Stored entries
------------------------------------------------------------------------
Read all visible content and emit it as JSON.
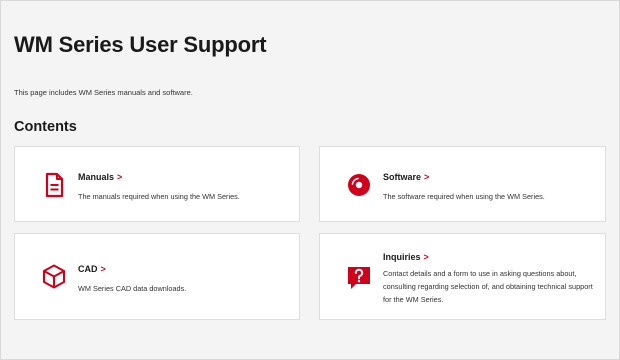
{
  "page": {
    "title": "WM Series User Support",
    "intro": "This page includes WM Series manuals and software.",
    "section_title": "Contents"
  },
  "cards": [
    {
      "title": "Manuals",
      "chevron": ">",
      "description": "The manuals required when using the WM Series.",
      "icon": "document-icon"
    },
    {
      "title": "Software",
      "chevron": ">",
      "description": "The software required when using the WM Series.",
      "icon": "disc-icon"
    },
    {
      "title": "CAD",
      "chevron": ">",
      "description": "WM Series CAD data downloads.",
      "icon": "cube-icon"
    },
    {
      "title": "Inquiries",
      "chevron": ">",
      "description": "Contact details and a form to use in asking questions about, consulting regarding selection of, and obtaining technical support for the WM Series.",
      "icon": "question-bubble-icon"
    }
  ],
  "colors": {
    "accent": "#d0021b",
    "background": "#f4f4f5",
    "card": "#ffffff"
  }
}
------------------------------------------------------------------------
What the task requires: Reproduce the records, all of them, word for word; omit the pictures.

Answer to this task:
Read all visible content and emit it as JSON.
{
  "page": {
    "title": "WM Series User Support",
    "intro": "This page includes WM Series manuals and software.",
    "section_title": "Contents"
  },
  "cards": [
    {
      "title": "Manuals",
      "chevron": ">",
      "description": "The manuals required when using the WM Series.",
      "icon": "document-icon"
    },
    {
      "title": "Software",
      "chevron": ">",
      "description": "The software required when using the WM Series.",
      "icon": "disc-icon"
    },
    {
      "title": "CAD",
      "chevron": ">",
      "description": "WM Series CAD data downloads.",
      "icon": "cube-icon"
    },
    {
      "title": "Inquiries",
      "chevron": ">",
      "description": "Contact details and a form to use in asking questions about, consulting regarding selection of, and obtaining technical support for the WM Series.",
      "icon": "question-bubble-icon"
    }
  ],
  "colors": {
    "accent": "#d0021b",
    "background": "#f4f4f5",
    "card": "#ffffff"
  }
}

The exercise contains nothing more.